We are drawn to weave art from the undulations of our life experience, sometimes while undergoing great trials of stability, self doubt and a tendency towards self destruction. To my mind, it’s a wonder how anything gets created at all in a reality that tends towards chaos.
Can we accept order in its completeness? We are made of both. Sometimes we drift further towards chaos, despite our best efforts to impose order, sometimes order is fashioned simply by letting go of the need to repel chaos.
How does the mind get to grips with and process this dichotomy? One could say that art is a part of the processing mechanism. Bethany Thomas – puts this in more reliable words in her Thesis extract: Dichotomy – A Thesis Extract.
In This Edition
I don’t think it’s fair to prescribe a route through these articles, the first piece is as valuable as the last, so here are some means of navigating through the depths of the mind, choosing your own adventure here: Explore The Mind.
This edition might be read as some sort of modern reference manual for the mind, a “Book of the Living”. Where humans can come to read and take note of the internal experiences of others, where we can gather to read and learn about the intricacies of the human mind in this modern society. Perhaps we can also apply some of the wisdom and insight these artists are providing in coping with the undulations of our own minds and the challenges of existence.
It’s a deep, epic edition, such is the topic, it instigated numerous conversations about human relationships with the mind, with ourselves, with others and with society at large. It highlights the importance of talking and expressing our internal affairs. It highlights the importance of community, collaboration and the calming and catalysing effects of creativity on the human being.
Jack Haslam tells us about the ‘Voices in My Head‘ and his creative endeavours with Aspergers. Philip P Chandler presents his investigations into depression via collaborative painting. We learn a new word from Danny Stevens who talks to us about “Acatalepsy”. Francesca Ricci presents “Tabula Impressa” her ongoing project inspired by the Jungian concept of the collective unconscious which includes a symbolic language derived from the codes painted on London pavements.

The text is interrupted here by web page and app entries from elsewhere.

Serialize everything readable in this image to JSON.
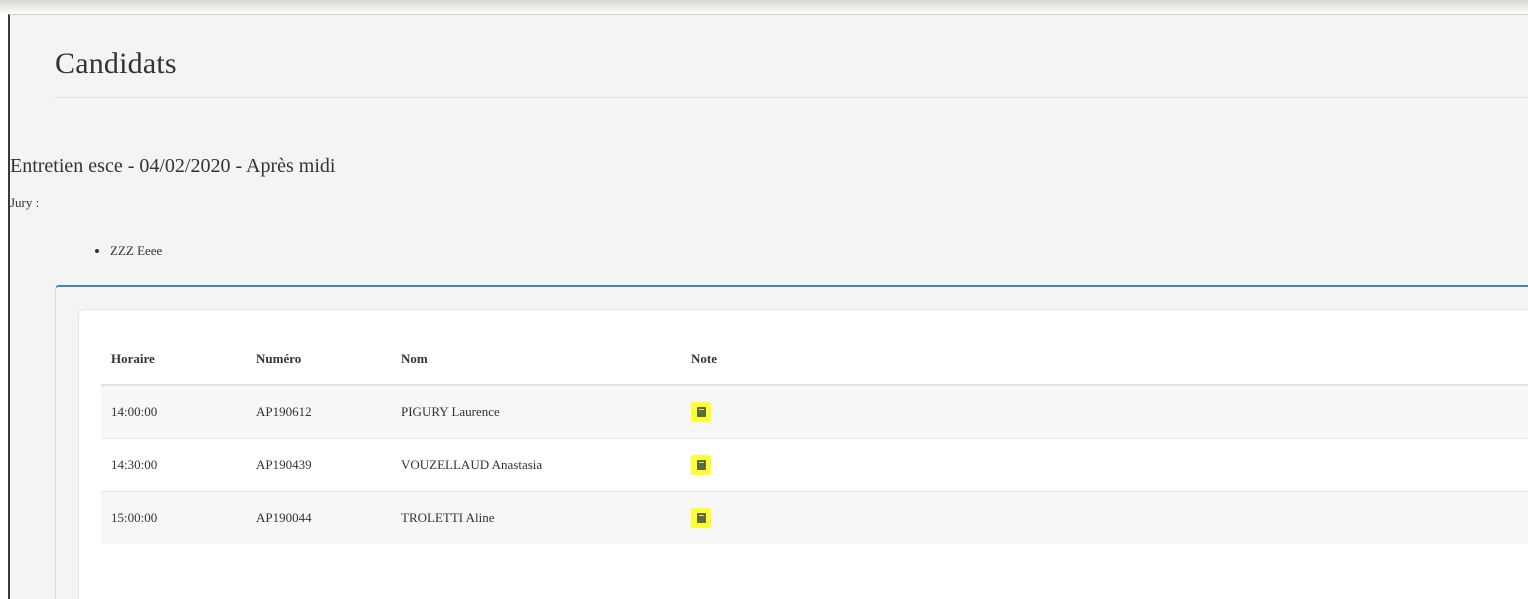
{
  "page": {
    "title": "Candidats"
  },
  "session": {
    "title": "Entretien esce - 04/02/2020 - Après midi",
    "jury_label": "Jury :",
    "jury_members": [
      "ZZZ Eeee"
    ]
  },
  "table": {
    "headers": {
      "horaire": "Horaire",
      "numero": "Numéro",
      "nom": "Nom",
      "note": "Note"
    },
    "rows": [
      {
        "horaire": "14:00:00",
        "numero": "AP190612",
        "nom": "PIGURY Laurence",
        "note_icon": "notebook-icon"
      },
      {
        "horaire": "14:30:00",
        "numero": "AP190439",
        "nom": "VOUZELLAUD Anastasia",
        "note_icon": "notebook-icon"
      },
      {
        "horaire": "15:00:00",
        "numero": "AP190044",
        "nom": "TROLETTI Aline",
        "note_icon": "notebook-icon"
      }
    ]
  },
  "colors": {
    "panel_accent": "#3c8dbc",
    "note_highlight": "#ffff33"
  }
}
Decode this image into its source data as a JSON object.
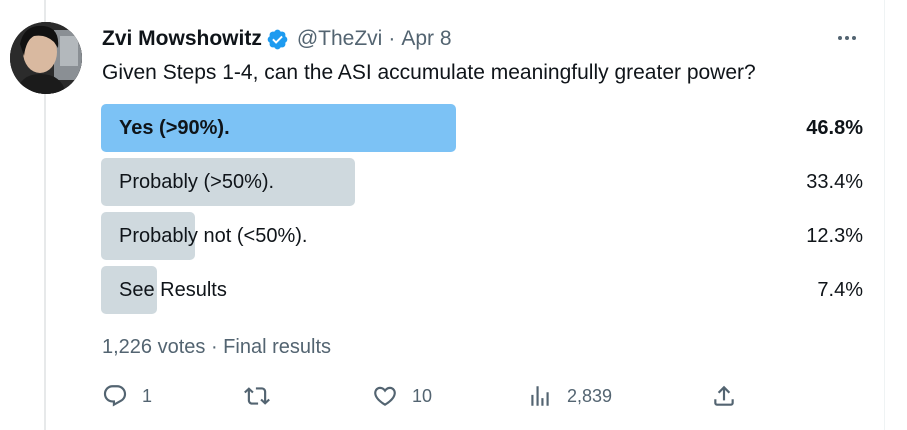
{
  "tweet": {
    "author_name": "Zvi Mowshowitz",
    "handle": "@TheZvi",
    "separator": "·",
    "date": "Apr 8",
    "question": "Given Steps 1-4, can the ASI accumulate meaningfully greater power?"
  },
  "poll": {
    "options": [
      {
        "label": "Yes (>90%).",
        "percent_text": "46.8%",
        "percent": 46.8,
        "winner": true
      },
      {
        "label": "Probably (>50%).",
        "percent_text": "33.4%",
        "percent": 33.4,
        "winner": false
      },
      {
        "label": "Probably not (<50%).",
        "percent_text": "12.3%",
        "percent": 12.3,
        "winner": false
      },
      {
        "label": "See Results",
        "percent_text": "7.4%",
        "percent": 7.4,
        "winner": false
      }
    ],
    "meta": "1,226 votes · Final results"
  },
  "actions": {
    "reply_count": "1",
    "retweet_count": "",
    "like_count": "10",
    "views_count": "2,839"
  },
  "colors": {
    "winner_fill": "#7cc2f5",
    "option_fill": "#cfd9de",
    "verified_blue": "#1d9bf0",
    "secondary_text": "#536471"
  },
  "icons": {
    "verified": "verified-badge-icon",
    "more": "more-horizontal-icon",
    "reply": "reply-bubble-icon",
    "retweet": "retweet-icon",
    "like": "heart-icon",
    "views": "views-bar-chart-icon",
    "share": "share-upload-icon"
  }
}
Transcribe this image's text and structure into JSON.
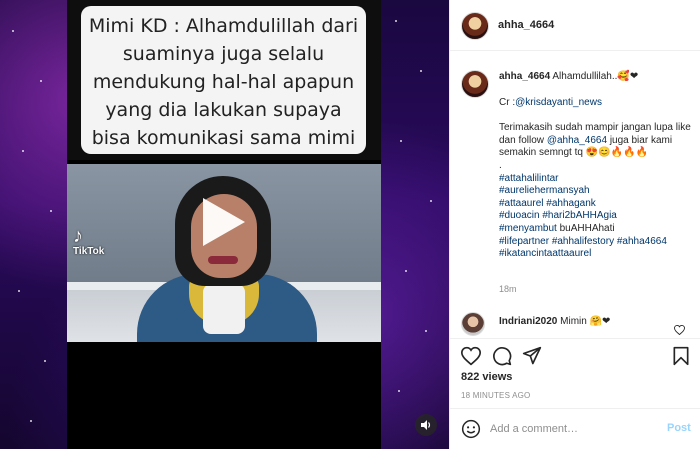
{
  "post": {
    "username": "ahha_4664",
    "caption_line": "Alhamdullilah..🥰❤",
    "credit_prefix": "Cr :",
    "credit_handle": "@krisdayanti_news",
    "body_start": "Terimakasih sudah mampir jangan lupa like dan follow",
    "body_handle": "@ahha_4664",
    "body_end": "juga biar kami semakin semngt tq 😍😊🔥🔥🔥",
    "dot": ".",
    "hashtags": [
      "#attahalilintar",
      "#aureliehermansyah",
      "#attaaurel",
      "#ahhagank",
      "#duoacin",
      "#hari2bAHHAgia",
      "#menyambut",
      "buAHHAhati",
      "#lifepartner",
      "#ahhalifestory",
      "#ahha4664",
      "#ikatancintaattaaurel"
    ],
    "time": "18m"
  },
  "video": {
    "overlay_text": "Mimi KD : Alhamdulillah dari suaminya juga selalu mendukung hal-hal apapun yang dia lakukan supaya bisa komunikasi sama mimi",
    "watermark": "TikTok"
  },
  "comment": {
    "username": "Indriani2020",
    "text": "Mimin 🤗❤"
  },
  "stats": {
    "views": "822 views",
    "timestamp": "18 MINUTES AGO"
  },
  "composer": {
    "placeholder": "Add a comment…",
    "post_label": "Post"
  },
  "icons": {
    "like": "heart-icon",
    "comment": "comment-icon",
    "share": "paper-plane-icon",
    "save": "bookmark-icon",
    "emoji": "smiley-icon",
    "sound": "speaker-icon",
    "play": "play-icon"
  },
  "colors": {
    "link": "#00376b",
    "post_button": "#0095f6",
    "muted": "#8e8e8e"
  }
}
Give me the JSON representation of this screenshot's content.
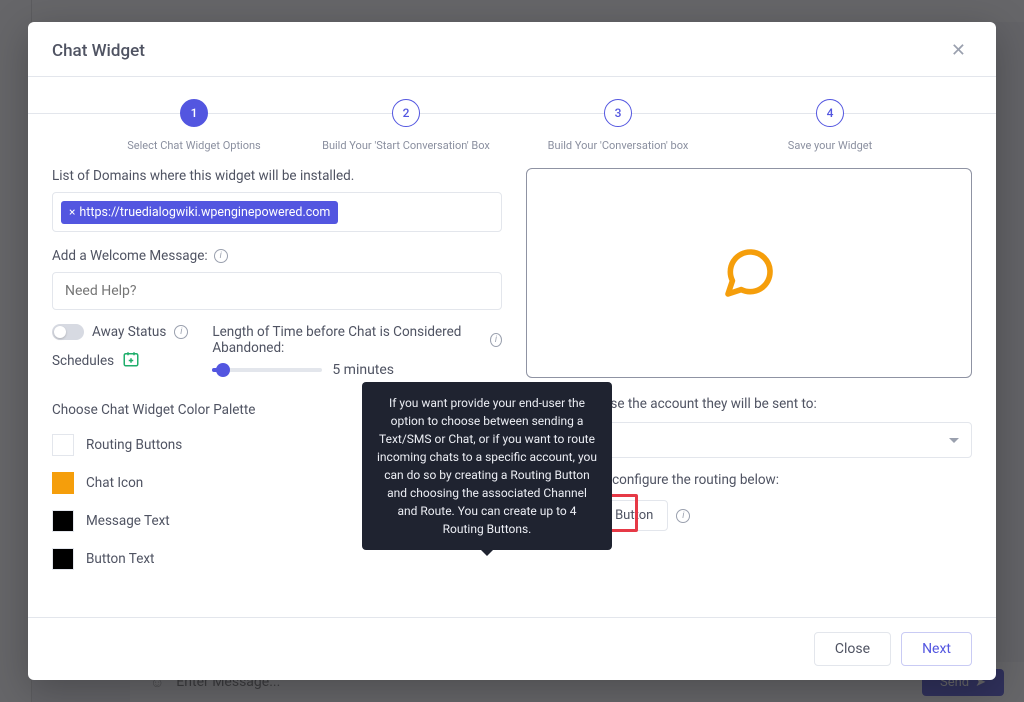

We peer into the mind of Greta Latchford, exploring the balance of masculine and feminine. Emily Hochman presents Documents from the Bi-Polar Spectrum. Marcus Scott tells us about a troubled adolescence that lead him to find art and confront mental health issues in the creative industry. Emilia Wilson, investigates trauma and PTSD, asserting that: “Trauma can be incorporated into one’s identity, serving not only as a turning point or reference point, but also defining one’s life and purpose.”
Art therapy workshop leader Jane Hudspith comments on the benefits to mental health of engaging in collaborative artistic endeavours. And John Williams explains how his life experiences have taught him “the importance of living in the present moment.” We are joined by regular contributors, JEMontclar, who talks about the importance of showing up, and Fraklin Lavioe shares an insight into his “Mindscape”.
This is just the tip of the iceberg. There are 20,000+ words over 40 pages, with around 120 images that present countless insights into the Mind and its creativity.
In a world where we are encouraged towards sound bites, memes and all that is expedient, Wake up screaming is a zine for people who have some time to read.
Thanks to each one of the contributors for the valuable, deeply intimate stories they have shared. I hope you enjoy the show.
Art is an investigation of consciousness, as is all of life.
For new editions and submission calls, please sign up here: http://eepurl.com/dHzi6b